Summary: When Spawn is caught at the armory, he teleports away to avoid a confrontation with the Army. Spawn locates Overt-Kill’s employer, Tony Twist, and forces him to arrange a rematch. With his new weapons, Spawn easily defeats Overt-Kill and destroys his remains.
Spawntinuity: Bobby, the bum who grows closest to Spawn, appears for the first time. Spawn has a sudden vision of a skeleton murdering him in the past, which is a hint about his killer’s identity. Spawn’s cape follows him after he takes it off before confronting Overt-Kill, which is the first clue it’s sentient.
I Love the ‘90s: Wanda investigates the mystery man who earlier posed as an ASPCA volunteer (it was Spawn in his white guy guise). The ASPCA employee she speaks to has large ears, which leads to a Ross Perot reference.
Spawn Stuff: There’s a pullout poster of the real-life Spawnmobile racecar (sponsored by Wizard Magazine and Topps Trading Cards).
Review: I’ve always liked the opening of this issue. Spawn decides to arm himself to avoid using his powers (when they’re depleted, he has to return to Hell), and ends up face-to-face with the Army. He doesn’t want to fight his fellow soldiers, so he’s forced to use his powers anyway and teleport. It’s like something Stan Lee would write, if he had an inclination towards undead, murderous anti-heroes. I should point out that choosing not to kill a brigade of young soldiers is pretty much the closest to “likeable” I can remember Spawn reaching.

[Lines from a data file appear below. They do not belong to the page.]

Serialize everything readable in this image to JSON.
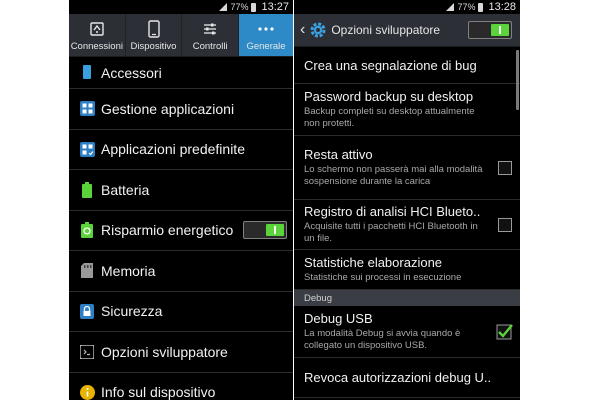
{
  "left": {
    "status": {
      "battery": "77%",
      "time": "13:27"
    },
    "tabs": [
      {
        "label": "Connessioni",
        "icon": "connections-icon"
      },
      {
        "label": "Dispositivo",
        "icon": "phone-icon"
      },
      {
        "label": "Controlli",
        "icon": "sliders-icon"
      },
      {
        "label": "Generale",
        "icon": "more-dots-icon",
        "active": true
      }
    ],
    "items": [
      {
        "label": "Accessori",
        "icon": "accessories-icon"
      },
      {
        "label": "Gestione applicazioni",
        "icon": "apps-grid-icon"
      },
      {
        "label": "Applicazioni predefinite",
        "icon": "default-apps-icon"
      },
      {
        "label": "Batteria",
        "icon": "battery-icon"
      },
      {
        "label": "Risparmio energetico",
        "icon": "power-saving-icon",
        "toggle": true
      },
      {
        "label": "Memoria",
        "icon": "memory-icon"
      },
      {
        "label": "Sicurezza",
        "icon": "lock-icon"
      },
      {
        "label": "Opzioni sviluppatore",
        "icon": "developer-icon"
      },
      {
        "label": "Info sul dispositivo",
        "icon": "info-icon"
      }
    ]
  },
  "right": {
    "status": {
      "battery": "77%",
      "time": "13:28"
    },
    "header": {
      "title": "Opzioni sviluppatore",
      "toggle_on": true
    },
    "items": [
      {
        "title": "Crea una segnalazione di bug",
        "subtitle": ""
      },
      {
        "title": "Password backup su desktop",
        "subtitle": "Backup completi su desktop attualmente non protetti."
      },
      {
        "title": "Resta attivo",
        "subtitle": "Lo schermo non passerà mai alla modalità sospensione durante la carica",
        "checkbox": false
      },
      {
        "title": "Registro di analisi HCI Blueto..",
        "subtitle": "Acquisite tutti i pacchetti HCI Bluetooth in un file.",
        "checkbox": false
      },
      {
        "title": "Statistiche elaborazione",
        "subtitle": "Statistiche sui processi in esecuzione"
      }
    ],
    "section": "Debug",
    "debug_items": [
      {
        "title": "Debug USB",
        "subtitle": "La modalità Debug si avvia quando è collegato un dispositivo USB.",
        "checkbox": true
      },
      {
        "title": "Revoca autorizzazioni debug U..",
        "subtitle": ""
      }
    ]
  },
  "colors": {
    "accent_blue": "#2d8ac6",
    "toggle_green": "#5bd33a",
    "header_bg": "#2c3036"
  }
}
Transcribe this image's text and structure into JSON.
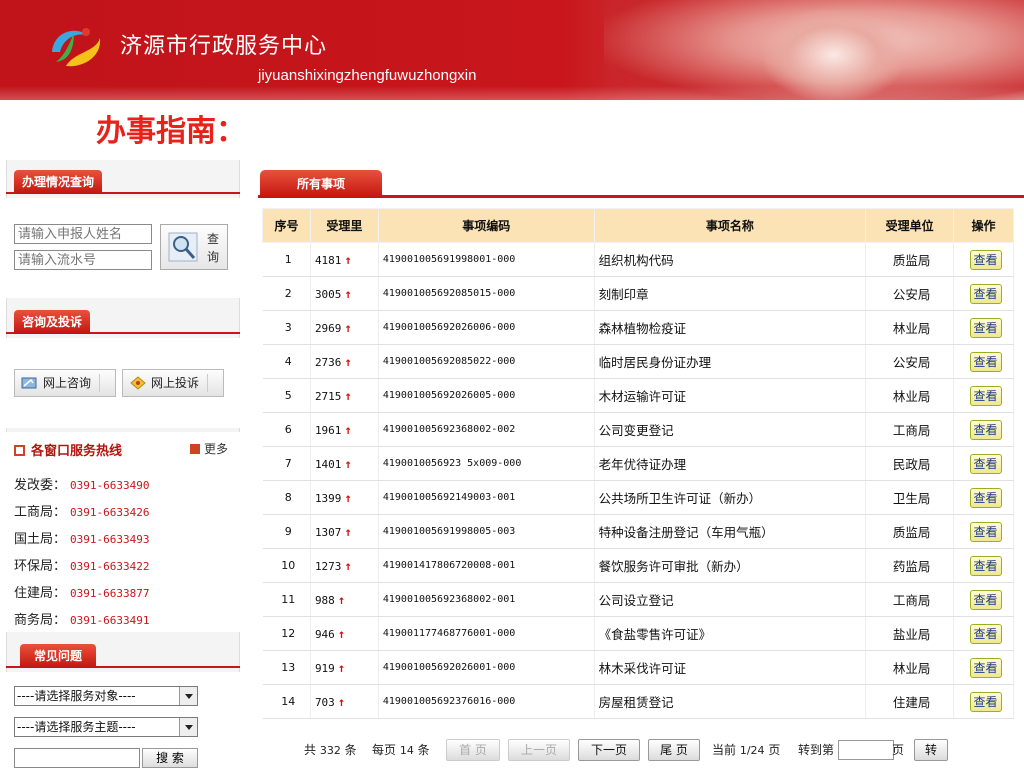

After McFarlane’s through with the opening, it seems like he’s already lost interest in the main story. The book takes a detour with a sudden vision/flashback for Spawn, and then a few subplot pages with his wife. When the main plot resurfaces, the explanation for Spawn learning Tony Twist’s identity and location is covered in a narrative caption, and the actual fight with Overt-Kill is over in a few pages. With Spawn’s massive, massive guns, the fight is extremely one-sided, ending the issue with a dull anti-climax. I wonder if McFarlane’s later decision to move Spawn over towards urban horror had anything to do with a reluctance to work with traditional superhero tropes, or just sheer boredom with conventional hero vs. villain fights.